We observed robust replication of infectious virus particles from HCV1a, 1b, and 2a-infected primary hepatocytes. The efficiency of HCV replication in its natural host, human hepatocytes, reflects the innate replicative properties of the HCV genotypes (Supporting Information Table S3). In natural infections, HCV genotype 1a is known to cause the most severe liver disease; as well, infection with HCV genotype 1a/b is less responsive to IFN therapy. We observed that the replication of HCV1a/1b is less sensitive to inhibition by IFN, suggesting that HCV infection in primary hepatocytes imitates natural HCV infections. The infectivity of recovered HCV1a virus, however, declines over a month following the infection. It is likely that the effect of HCV replication on cholesterol biosynthesis might interfere with sustained virus production, packaging, and release of stable virus particles.19, 20

The results described here provide a physiologically relevant in vitro system for efficient replication of full-length infectious strains of HCV genotypes 1a, 1b, and 2a. An in vitro system for the replication of infectious HCV clones in primary hepatocytes should facilitate analysis of host factors that modulate virus replication and will be useful in in vitro models for molecular analysis of virus-host interactions and studies with hepatotoxins.

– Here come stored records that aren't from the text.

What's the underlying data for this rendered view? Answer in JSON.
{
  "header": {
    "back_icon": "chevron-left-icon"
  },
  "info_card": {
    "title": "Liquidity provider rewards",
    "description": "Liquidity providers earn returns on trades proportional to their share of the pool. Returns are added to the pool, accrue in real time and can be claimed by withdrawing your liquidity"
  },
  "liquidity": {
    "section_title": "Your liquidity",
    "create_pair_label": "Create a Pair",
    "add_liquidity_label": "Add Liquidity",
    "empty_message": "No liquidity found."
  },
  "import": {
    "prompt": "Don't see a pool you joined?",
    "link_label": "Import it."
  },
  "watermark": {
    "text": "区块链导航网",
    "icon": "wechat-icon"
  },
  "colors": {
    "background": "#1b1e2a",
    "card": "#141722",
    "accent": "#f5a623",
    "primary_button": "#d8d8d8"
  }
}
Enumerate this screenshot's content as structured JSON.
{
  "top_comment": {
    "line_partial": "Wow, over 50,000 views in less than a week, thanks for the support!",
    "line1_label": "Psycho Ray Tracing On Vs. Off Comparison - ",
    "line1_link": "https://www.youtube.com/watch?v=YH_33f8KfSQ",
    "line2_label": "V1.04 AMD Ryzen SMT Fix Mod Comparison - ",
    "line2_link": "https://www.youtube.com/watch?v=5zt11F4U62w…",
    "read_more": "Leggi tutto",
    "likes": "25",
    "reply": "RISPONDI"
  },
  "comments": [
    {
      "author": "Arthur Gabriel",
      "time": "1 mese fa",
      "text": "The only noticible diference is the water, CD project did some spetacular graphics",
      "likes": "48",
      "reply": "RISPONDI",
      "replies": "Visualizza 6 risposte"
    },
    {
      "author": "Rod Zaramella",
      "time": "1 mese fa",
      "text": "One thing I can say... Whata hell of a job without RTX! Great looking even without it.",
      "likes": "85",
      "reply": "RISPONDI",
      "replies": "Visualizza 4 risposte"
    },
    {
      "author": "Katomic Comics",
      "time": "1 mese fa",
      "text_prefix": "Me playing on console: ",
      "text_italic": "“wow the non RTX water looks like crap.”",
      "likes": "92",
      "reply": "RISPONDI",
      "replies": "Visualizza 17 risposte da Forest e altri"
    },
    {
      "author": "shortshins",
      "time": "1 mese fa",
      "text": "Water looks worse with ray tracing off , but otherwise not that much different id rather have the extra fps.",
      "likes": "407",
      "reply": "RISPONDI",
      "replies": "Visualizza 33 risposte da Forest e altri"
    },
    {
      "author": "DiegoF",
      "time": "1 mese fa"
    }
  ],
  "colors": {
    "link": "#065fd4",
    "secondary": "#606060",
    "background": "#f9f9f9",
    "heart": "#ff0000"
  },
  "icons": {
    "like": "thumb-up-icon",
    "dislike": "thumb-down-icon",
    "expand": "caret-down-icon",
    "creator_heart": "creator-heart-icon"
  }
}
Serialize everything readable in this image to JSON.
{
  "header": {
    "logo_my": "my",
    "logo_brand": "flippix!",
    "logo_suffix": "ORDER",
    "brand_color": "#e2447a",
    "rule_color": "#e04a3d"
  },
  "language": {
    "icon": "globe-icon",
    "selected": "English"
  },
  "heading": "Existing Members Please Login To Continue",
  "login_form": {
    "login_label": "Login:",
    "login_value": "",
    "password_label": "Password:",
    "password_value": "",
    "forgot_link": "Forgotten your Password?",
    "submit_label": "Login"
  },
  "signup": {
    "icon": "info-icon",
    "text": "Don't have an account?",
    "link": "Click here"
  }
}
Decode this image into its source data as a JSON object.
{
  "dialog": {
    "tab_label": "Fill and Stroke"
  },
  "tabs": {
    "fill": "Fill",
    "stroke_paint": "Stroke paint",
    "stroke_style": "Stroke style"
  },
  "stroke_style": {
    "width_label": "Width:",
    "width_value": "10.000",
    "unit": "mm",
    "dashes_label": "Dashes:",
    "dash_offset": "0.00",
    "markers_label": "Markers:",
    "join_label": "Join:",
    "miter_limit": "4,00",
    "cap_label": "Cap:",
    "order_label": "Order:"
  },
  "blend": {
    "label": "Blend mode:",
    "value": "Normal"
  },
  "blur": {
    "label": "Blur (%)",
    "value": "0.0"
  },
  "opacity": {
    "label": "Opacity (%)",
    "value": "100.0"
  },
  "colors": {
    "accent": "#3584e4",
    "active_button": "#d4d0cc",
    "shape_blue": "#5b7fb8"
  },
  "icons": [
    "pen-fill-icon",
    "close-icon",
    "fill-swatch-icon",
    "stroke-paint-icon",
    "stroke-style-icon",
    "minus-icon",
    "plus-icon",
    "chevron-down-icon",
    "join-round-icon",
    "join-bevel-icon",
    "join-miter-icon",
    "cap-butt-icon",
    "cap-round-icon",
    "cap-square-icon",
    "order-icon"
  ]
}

We thank Drs, Charles M. Rice (Rockefeller University) for the HCV-GFP wildtype and polymerase mutant clones and the Huh-7.5 cell line; Jens Bukh and Suzanne Emerson (NIAID, NIH) for the HCV1a,1b, and 2a genomic clones; Robert Purcell (NIAID, NIH) and Michael Gale Jr. (Fred Hutchinson Cancer Research Center) for helpful comments; Marcos Rojkind (George Washington University) for the stellate cell line and valuable advice with the cocultures; Sita D. Gupta (USUHS) for valuable comments; and Sanjeev Gupta (Albert Einstein College of Medicine, NY) for the stably transduced GFP-CFSC-8B cells. We thank Dr. Songchan Liang for help with the RPA experiment.